Data about app and page elements
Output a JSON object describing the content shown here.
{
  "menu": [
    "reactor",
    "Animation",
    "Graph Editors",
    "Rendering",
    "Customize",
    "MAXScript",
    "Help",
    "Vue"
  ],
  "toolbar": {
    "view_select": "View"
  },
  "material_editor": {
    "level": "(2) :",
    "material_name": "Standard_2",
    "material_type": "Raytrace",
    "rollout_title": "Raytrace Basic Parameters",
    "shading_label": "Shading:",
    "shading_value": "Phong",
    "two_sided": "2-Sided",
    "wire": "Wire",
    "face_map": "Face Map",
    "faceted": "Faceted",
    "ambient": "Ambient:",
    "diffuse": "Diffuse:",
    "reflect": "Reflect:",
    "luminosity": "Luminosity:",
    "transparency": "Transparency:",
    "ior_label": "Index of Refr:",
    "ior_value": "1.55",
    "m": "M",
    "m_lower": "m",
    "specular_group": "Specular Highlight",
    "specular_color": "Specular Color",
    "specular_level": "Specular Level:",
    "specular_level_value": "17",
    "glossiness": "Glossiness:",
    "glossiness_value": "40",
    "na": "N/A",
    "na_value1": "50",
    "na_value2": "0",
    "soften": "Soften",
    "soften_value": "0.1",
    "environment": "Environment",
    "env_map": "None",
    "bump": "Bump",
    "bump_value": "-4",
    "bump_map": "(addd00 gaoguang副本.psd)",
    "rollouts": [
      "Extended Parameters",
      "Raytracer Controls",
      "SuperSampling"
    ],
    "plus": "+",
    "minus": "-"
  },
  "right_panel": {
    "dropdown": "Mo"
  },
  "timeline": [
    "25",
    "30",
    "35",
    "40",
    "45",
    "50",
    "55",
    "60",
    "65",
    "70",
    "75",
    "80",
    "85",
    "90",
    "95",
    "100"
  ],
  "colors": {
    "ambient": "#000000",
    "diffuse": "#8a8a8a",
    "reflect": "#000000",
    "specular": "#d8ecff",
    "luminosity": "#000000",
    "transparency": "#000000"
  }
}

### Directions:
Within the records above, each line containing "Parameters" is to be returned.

### Reply:
    "rollout_title": "Raytrace Basic Parameters",
      "Extended Parameters",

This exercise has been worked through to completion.